_The problem_:
Copy out each line below containing "icons".

Element data from apps and pages

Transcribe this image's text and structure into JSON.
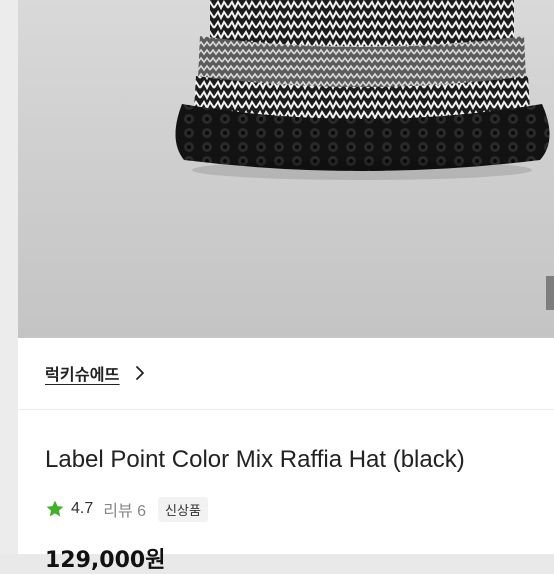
{
  "product": {
    "brand": "럭키슈에뜨",
    "title": "Label Point Color Mix Raffia Hat (black)",
    "rating": "4.7",
    "reviews": "리뷰 6",
    "badge": "신상품",
    "price": "129,000원"
  },
  "icons": {
    "brand_chevron": "chevron-right-icon",
    "rating_star": "star-icon"
  },
  "colors": {
    "star": "#43b02a",
    "text": "#222222",
    "muted": "#888888"
  }
}
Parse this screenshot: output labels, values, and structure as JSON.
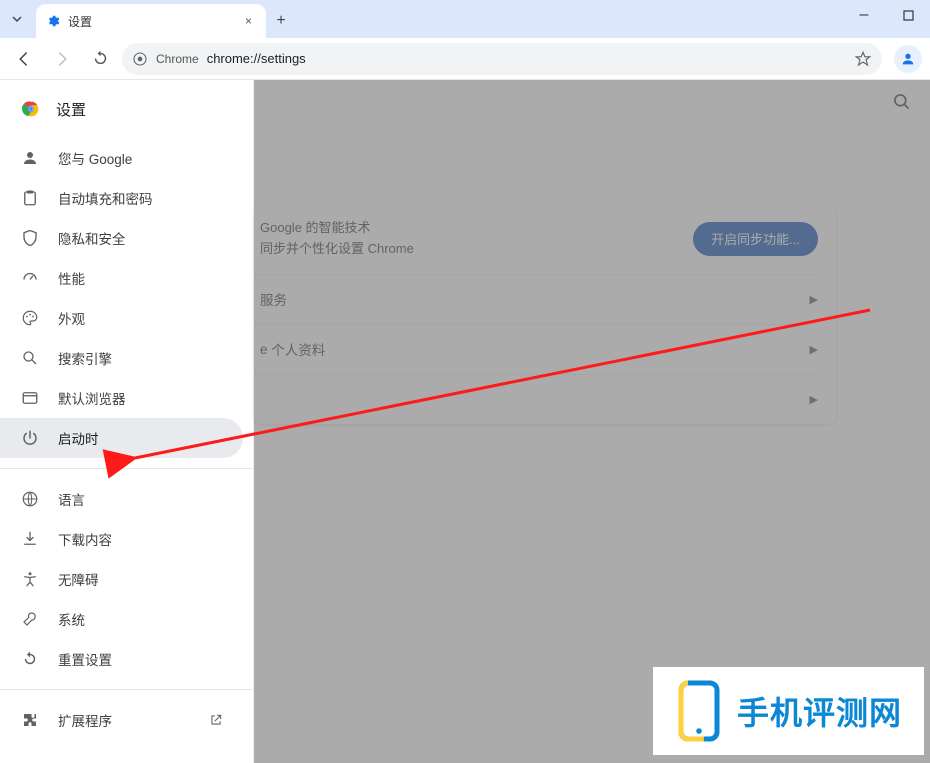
{
  "window": {
    "minimize": "–",
    "maximize": "□",
    "close": "×"
  },
  "tab": {
    "title": "设置",
    "close": "×",
    "new": "+"
  },
  "toolbar": {
    "chip": "Chrome",
    "url": "chrome://settings"
  },
  "sidebar": {
    "title": "设置",
    "items": [
      {
        "label": "您与 Google",
        "icon": "person"
      },
      {
        "label": "自动填充和密码",
        "icon": "clipboard"
      },
      {
        "label": "隐私和安全",
        "icon": "shield"
      },
      {
        "label": "性能",
        "icon": "gauge"
      },
      {
        "label": "外观",
        "icon": "palette"
      },
      {
        "label": "搜索引擎",
        "icon": "search"
      },
      {
        "label": "默认浏览器",
        "icon": "browser"
      },
      {
        "label": "启动时",
        "icon": "power",
        "active": true
      }
    ],
    "items2": [
      {
        "label": "语言",
        "icon": "globe"
      },
      {
        "label": "下载内容",
        "icon": "download"
      },
      {
        "label": "无障碍",
        "icon": "accessibility"
      },
      {
        "label": "系统",
        "icon": "wrench"
      },
      {
        "label": "重置设置",
        "icon": "restore"
      }
    ],
    "extensions": {
      "label": "扩展程序",
      "icon": "puzzle"
    }
  },
  "main": {
    "card_line1": "Google 的智能技术",
    "card_line2": "同步并个性化设置 Chrome",
    "sync_button": "开启同步功能...",
    "row1": "服务",
    "row1b": "",
    "row2": "个人资料",
    "row2_prefix": "e"
  },
  "watermark": {
    "text": "手机评测网"
  }
}
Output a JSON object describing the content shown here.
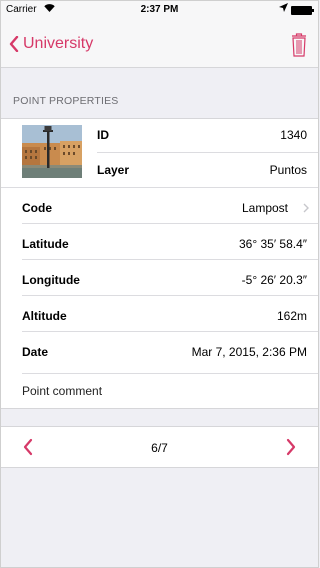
{
  "status": {
    "carrier": "Carrier",
    "time": "2:37 PM"
  },
  "nav": {
    "back_label": "University"
  },
  "section": {
    "header": "POINT PROPERTIES"
  },
  "fields": {
    "id_label": "ID",
    "id_value": "1340",
    "layer_label": "Layer",
    "layer_value": "Puntos",
    "code_label": "Code",
    "code_value": "Lampost",
    "latitude_label": "Latitude",
    "latitude_value": "36° 35′ 58.4″",
    "longitude_label": "Longitude",
    "longitude_value": "-5° 26′ 20.3″",
    "altitude_label": "Altitude",
    "altitude_value": "162m",
    "date_label": "Date",
    "date_value": "Mar 7, 2015, 2:36 PM",
    "comment_placeholder": "Point comment"
  },
  "pager": {
    "count": "6/7"
  },
  "colors": {
    "accent": "#d63968",
    "background": "#efeff4",
    "separator": "#dcdce0"
  },
  "icons": {
    "back": "chevron-left-icon",
    "delete": "trash-icon",
    "prev": "chevron-left-icon",
    "next": "chevron-right-icon",
    "disclosure": "chevron-right-icon",
    "wifi": "wifi-icon",
    "location": "location-arrow-icon",
    "battery": "battery-icon"
  }
}
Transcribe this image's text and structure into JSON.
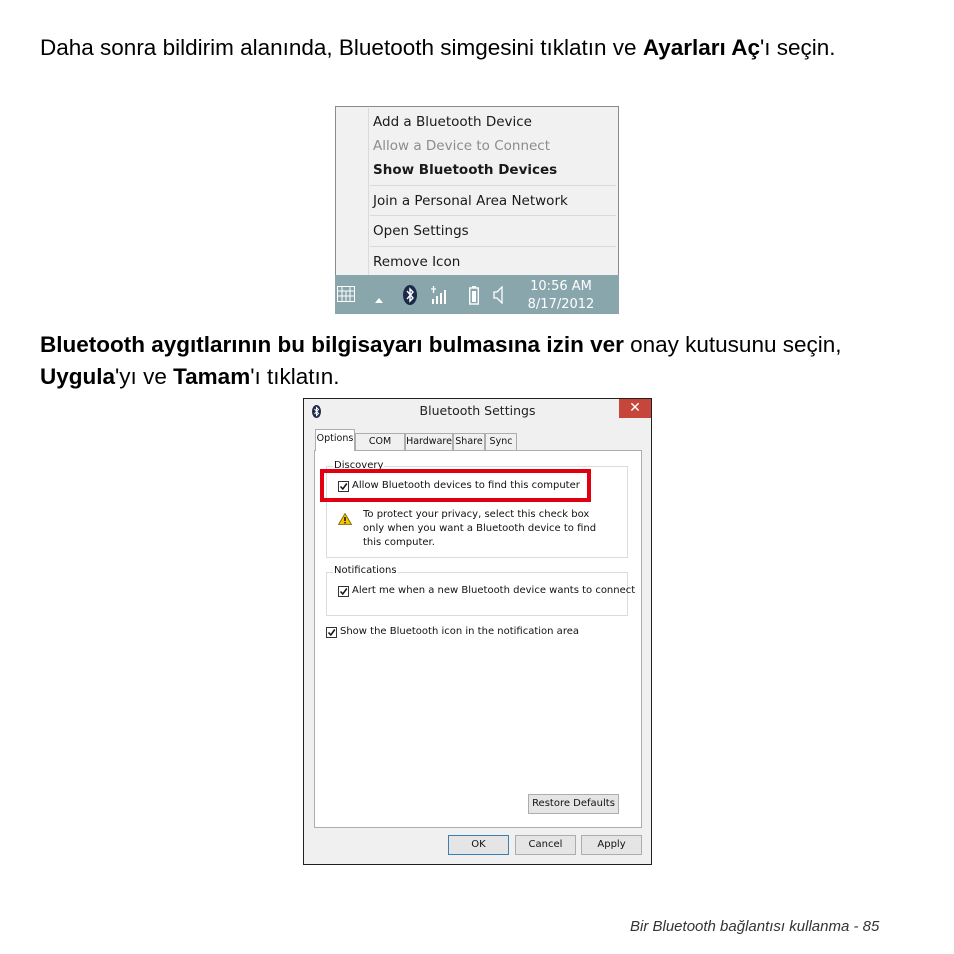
{
  "paragraph1": {
    "text_before": "Daha sonra bildirim alanında, Bluetooth simgesini tıklatın ve ",
    "bold": "Ayarları Aç",
    "text_after": "'ı seçin."
  },
  "context_menu": {
    "items": [
      {
        "label": "Add a Bluetooth Device"
      },
      {
        "label": "Allow a Device to Connect"
      },
      {
        "label": "Show Bluetooth Devices"
      },
      {
        "label": "Join a Personal Area Network"
      },
      {
        "label": "Open Settings"
      },
      {
        "label": "Remove Icon"
      }
    ]
  },
  "taskbar": {
    "time": "10:56 AM",
    "date": "8/17/2012",
    "icons": [
      "keyboard-icon",
      "show-hidden-icons-arrow",
      "bluetooth-icon",
      "network-signal-icon",
      "battery-icon",
      "volume-icon"
    ],
    "background_color": "#8aa6ad"
  },
  "paragraph2": {
    "bold1": "Bluetooth aygıtlarının bu bilgisayarı bulmasına izin ver",
    "text1": " onay kutusunu seçin, ",
    "bold2": "Uygula",
    "text2": "'yı ve ",
    "bold3": "Tamam",
    "text3": "'ı tıklatın."
  },
  "dialog": {
    "title": "Bluetooth Settings",
    "close_symbol": "✕",
    "tabs": [
      "Options",
      "COM Ports",
      "Hardware",
      "Share",
      "Sync"
    ],
    "discovery_legend": "Discovery",
    "allow_find_label": "Allow Bluetooth devices to find this computer",
    "allow_find_checked": true,
    "warning_text": "To protect your privacy, select this check box only when you want a Bluetooth device to find this computer.",
    "notifications_legend": "Notifications",
    "alert_label": "Alert me when a new Bluetooth device wants to connect",
    "alert_checked": true,
    "show_icon_label": "Show the Bluetooth icon in the notification area",
    "show_icon_checked": true,
    "restore_defaults_label": "Restore Defaults",
    "ok_label": "OK",
    "cancel_label": "Cancel",
    "apply_label": "Apply",
    "highlight_color": "#e1000f"
  },
  "footer": {
    "text": "Bir Bluetooth bağlantısı kullanma -  85"
  }
}
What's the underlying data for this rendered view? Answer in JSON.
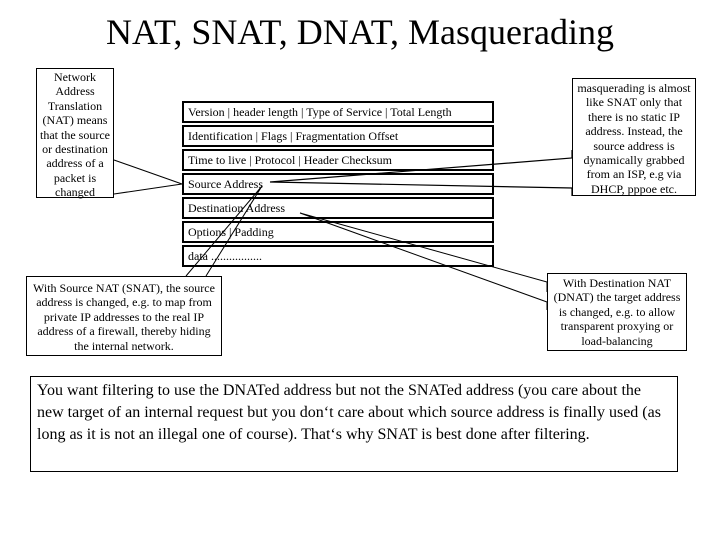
{
  "slide": {
    "title": "NAT, SNAT, DNAT, Masquerading"
  },
  "callouts": {
    "nat": "Network Address Translation (NAT) means that the source or destination address of a packet is changed",
    "masquerading": "masquerading is almost like SNAT only that there is no static IP address. Instead, the source address is dynamically grabbed from an ISP, e.g via DHCP, pppoe etc.",
    "snat": "With Source NAT (SNAT), the source address is changed, e.g. to map from private IP addresses to the real IP address of a firewall, thereby hiding the internal network.",
    "dnat": "With Destination NAT (DNAT) the target address is changed, e.g. to allow transparent proxying or load-balancing"
  },
  "packet_header": {
    "rows": [
      "Version |   header length  | Type of Service  |  Total Length",
      "Identification  |  Flags | Fragmentation Offset",
      "Time to live  |  Protocol  |  Header Checksum",
      "Source Address",
      "Destination Address",
      "Options   |   Padding",
      "data ................."
    ]
  },
  "summary": {
    "text": "You want filtering to use the DNATed address but not the SNATed address (you care about the new target of an internal request but you don‘t care about which source address is finally used (as long as it is not an illegal one of course). That‘s why SNAT is best done after filtering."
  }
}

_Exercise solution_:
  "icons": {
  "icons": {
    "icons": [
      "show-hidden-icons-arrow",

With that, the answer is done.